Data about app and page elements -
╭──

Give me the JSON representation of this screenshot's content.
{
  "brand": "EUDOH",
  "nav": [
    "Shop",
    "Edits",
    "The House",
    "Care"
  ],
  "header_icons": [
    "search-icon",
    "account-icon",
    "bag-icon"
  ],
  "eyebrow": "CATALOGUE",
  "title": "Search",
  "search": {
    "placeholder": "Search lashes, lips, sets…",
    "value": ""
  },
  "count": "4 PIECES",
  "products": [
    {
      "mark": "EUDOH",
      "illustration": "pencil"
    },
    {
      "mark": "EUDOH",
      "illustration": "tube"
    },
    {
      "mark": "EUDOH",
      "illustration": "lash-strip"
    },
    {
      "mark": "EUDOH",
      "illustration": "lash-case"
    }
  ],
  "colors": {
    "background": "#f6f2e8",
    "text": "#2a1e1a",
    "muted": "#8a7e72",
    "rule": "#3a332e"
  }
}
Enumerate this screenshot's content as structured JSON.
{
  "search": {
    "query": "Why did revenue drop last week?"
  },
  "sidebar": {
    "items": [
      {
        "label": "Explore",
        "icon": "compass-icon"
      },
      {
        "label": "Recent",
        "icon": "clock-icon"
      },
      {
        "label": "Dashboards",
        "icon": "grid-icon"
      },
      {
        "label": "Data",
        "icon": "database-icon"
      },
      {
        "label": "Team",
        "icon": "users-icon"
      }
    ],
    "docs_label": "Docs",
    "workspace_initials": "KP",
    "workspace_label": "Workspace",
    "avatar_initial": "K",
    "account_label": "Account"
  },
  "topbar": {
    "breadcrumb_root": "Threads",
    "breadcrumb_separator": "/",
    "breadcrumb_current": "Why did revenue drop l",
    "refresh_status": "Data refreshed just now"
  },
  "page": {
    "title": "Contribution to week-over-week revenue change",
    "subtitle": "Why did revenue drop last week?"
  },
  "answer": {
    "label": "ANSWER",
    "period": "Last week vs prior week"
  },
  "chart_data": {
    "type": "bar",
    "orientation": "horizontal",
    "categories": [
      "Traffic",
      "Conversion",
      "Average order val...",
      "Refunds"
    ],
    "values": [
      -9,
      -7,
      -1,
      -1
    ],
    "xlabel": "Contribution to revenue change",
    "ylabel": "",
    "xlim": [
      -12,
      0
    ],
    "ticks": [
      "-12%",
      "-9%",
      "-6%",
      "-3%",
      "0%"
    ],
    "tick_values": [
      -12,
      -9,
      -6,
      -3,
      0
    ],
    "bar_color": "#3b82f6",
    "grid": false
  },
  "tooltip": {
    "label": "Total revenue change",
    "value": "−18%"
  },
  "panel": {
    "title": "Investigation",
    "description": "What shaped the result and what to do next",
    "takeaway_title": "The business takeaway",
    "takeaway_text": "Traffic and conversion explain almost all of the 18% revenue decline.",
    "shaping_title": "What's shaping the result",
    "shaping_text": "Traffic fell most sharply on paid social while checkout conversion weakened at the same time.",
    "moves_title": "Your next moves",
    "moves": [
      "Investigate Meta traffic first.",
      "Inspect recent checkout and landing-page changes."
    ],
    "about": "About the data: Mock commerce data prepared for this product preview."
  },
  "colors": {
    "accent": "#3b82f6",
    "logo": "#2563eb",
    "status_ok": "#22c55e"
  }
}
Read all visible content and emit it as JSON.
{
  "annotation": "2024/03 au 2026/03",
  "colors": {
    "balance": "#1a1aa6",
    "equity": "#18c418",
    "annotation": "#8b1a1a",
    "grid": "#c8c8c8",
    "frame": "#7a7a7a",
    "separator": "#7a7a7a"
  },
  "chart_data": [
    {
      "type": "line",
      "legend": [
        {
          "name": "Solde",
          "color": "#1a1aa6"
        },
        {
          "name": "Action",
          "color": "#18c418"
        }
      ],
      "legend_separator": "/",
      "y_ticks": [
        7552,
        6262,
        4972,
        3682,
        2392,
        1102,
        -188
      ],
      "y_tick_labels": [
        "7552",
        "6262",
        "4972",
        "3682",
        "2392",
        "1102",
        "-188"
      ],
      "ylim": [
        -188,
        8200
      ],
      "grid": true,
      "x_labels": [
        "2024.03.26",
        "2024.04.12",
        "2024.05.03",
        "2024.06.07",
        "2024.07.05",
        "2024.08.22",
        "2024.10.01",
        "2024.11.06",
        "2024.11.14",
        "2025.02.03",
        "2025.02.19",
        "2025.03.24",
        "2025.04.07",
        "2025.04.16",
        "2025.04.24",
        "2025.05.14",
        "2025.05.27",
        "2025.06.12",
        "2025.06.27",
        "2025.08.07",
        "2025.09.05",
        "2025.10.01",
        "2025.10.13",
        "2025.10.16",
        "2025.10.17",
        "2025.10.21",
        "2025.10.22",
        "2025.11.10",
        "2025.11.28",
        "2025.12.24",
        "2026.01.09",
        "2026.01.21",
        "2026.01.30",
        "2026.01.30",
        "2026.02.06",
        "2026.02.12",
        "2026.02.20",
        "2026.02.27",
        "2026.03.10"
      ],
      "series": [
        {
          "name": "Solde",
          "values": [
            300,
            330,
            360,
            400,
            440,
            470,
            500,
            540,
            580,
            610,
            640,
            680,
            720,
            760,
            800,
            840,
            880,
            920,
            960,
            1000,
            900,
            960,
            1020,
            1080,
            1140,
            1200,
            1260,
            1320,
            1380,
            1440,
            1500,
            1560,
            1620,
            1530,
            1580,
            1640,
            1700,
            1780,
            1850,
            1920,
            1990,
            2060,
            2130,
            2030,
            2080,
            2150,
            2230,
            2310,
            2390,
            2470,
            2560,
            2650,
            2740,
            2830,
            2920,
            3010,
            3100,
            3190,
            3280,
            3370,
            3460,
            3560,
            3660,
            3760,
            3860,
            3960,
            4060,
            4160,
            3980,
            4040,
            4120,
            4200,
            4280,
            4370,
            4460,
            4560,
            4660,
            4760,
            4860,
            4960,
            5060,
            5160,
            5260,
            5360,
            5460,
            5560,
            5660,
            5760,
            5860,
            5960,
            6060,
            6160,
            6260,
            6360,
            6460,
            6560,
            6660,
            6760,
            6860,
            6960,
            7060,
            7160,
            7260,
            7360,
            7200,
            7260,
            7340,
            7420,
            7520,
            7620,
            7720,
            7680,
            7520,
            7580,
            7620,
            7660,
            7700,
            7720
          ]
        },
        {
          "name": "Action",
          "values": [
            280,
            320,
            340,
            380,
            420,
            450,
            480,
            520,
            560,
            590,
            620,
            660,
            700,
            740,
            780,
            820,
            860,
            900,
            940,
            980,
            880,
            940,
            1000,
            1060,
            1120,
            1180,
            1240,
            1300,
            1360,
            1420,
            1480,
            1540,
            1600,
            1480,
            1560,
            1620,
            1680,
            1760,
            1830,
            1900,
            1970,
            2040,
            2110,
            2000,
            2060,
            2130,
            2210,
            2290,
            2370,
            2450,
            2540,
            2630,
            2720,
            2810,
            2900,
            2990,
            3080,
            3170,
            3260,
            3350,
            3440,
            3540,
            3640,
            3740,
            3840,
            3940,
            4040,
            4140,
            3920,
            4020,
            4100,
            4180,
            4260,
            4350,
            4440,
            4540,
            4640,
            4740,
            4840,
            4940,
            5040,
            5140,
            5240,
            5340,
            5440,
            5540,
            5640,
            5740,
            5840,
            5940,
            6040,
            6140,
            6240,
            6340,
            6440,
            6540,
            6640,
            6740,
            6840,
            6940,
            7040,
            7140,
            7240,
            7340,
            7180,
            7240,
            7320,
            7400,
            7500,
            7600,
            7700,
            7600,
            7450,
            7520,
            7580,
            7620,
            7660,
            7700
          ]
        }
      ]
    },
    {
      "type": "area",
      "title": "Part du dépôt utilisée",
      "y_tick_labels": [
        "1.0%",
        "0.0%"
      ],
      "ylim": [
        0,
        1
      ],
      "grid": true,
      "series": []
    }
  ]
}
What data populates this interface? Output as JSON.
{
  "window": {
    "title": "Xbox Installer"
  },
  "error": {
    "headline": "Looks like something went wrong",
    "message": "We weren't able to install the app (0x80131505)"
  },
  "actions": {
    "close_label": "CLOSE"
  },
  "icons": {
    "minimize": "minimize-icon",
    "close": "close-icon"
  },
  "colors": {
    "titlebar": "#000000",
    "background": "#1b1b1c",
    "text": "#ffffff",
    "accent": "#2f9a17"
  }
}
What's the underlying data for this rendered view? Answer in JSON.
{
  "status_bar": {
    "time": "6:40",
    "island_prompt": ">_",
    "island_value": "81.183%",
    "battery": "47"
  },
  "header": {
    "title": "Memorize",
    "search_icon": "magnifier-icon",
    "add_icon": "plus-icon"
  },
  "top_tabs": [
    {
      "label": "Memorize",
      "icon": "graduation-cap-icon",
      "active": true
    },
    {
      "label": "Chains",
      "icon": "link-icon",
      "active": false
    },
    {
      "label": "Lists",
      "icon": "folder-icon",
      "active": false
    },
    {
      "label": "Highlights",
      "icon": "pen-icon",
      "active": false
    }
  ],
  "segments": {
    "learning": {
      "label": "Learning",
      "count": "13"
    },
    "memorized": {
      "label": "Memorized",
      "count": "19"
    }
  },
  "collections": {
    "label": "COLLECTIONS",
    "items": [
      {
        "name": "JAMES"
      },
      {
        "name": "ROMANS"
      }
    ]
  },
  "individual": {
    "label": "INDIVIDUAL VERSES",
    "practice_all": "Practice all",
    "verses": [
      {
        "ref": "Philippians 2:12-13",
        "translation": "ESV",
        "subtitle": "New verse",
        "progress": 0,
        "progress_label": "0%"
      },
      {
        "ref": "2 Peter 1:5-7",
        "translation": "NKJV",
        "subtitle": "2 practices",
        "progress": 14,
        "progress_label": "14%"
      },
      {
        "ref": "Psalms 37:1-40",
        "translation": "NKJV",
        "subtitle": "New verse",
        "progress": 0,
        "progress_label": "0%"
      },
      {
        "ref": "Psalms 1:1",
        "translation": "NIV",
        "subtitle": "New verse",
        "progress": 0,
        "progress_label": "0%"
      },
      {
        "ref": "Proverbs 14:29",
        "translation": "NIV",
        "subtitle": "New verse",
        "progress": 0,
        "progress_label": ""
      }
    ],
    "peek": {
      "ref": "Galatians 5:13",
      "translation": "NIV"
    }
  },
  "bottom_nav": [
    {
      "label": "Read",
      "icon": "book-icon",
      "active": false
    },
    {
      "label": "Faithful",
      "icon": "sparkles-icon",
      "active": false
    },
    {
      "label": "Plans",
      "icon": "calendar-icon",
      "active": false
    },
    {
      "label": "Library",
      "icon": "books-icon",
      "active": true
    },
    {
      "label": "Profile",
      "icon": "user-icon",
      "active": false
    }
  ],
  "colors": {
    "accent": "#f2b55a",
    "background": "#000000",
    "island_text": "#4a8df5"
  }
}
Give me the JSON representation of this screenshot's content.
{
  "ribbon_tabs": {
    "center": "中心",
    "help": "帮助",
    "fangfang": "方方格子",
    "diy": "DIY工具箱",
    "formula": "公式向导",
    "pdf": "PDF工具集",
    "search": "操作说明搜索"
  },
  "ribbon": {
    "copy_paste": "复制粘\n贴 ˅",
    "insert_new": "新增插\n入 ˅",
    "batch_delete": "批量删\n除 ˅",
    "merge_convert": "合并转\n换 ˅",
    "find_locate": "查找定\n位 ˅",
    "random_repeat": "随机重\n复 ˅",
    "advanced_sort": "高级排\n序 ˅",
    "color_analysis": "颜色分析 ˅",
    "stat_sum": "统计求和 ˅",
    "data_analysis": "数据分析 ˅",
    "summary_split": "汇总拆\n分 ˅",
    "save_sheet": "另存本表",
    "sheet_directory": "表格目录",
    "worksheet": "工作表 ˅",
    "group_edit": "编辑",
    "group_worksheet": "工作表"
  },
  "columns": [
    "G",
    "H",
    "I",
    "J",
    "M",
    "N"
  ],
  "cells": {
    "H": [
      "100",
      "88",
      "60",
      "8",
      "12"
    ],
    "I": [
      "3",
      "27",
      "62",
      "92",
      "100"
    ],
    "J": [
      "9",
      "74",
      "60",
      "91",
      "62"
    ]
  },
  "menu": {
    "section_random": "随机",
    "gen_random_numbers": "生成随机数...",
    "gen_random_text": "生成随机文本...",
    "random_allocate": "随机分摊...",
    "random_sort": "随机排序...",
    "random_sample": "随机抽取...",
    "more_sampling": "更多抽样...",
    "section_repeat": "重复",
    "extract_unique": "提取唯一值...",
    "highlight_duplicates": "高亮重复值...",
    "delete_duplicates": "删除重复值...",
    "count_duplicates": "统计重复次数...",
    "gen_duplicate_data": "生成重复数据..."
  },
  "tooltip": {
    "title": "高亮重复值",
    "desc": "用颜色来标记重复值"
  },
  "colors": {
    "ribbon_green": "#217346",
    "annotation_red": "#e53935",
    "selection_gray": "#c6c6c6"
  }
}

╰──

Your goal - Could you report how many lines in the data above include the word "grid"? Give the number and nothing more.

Response area - 5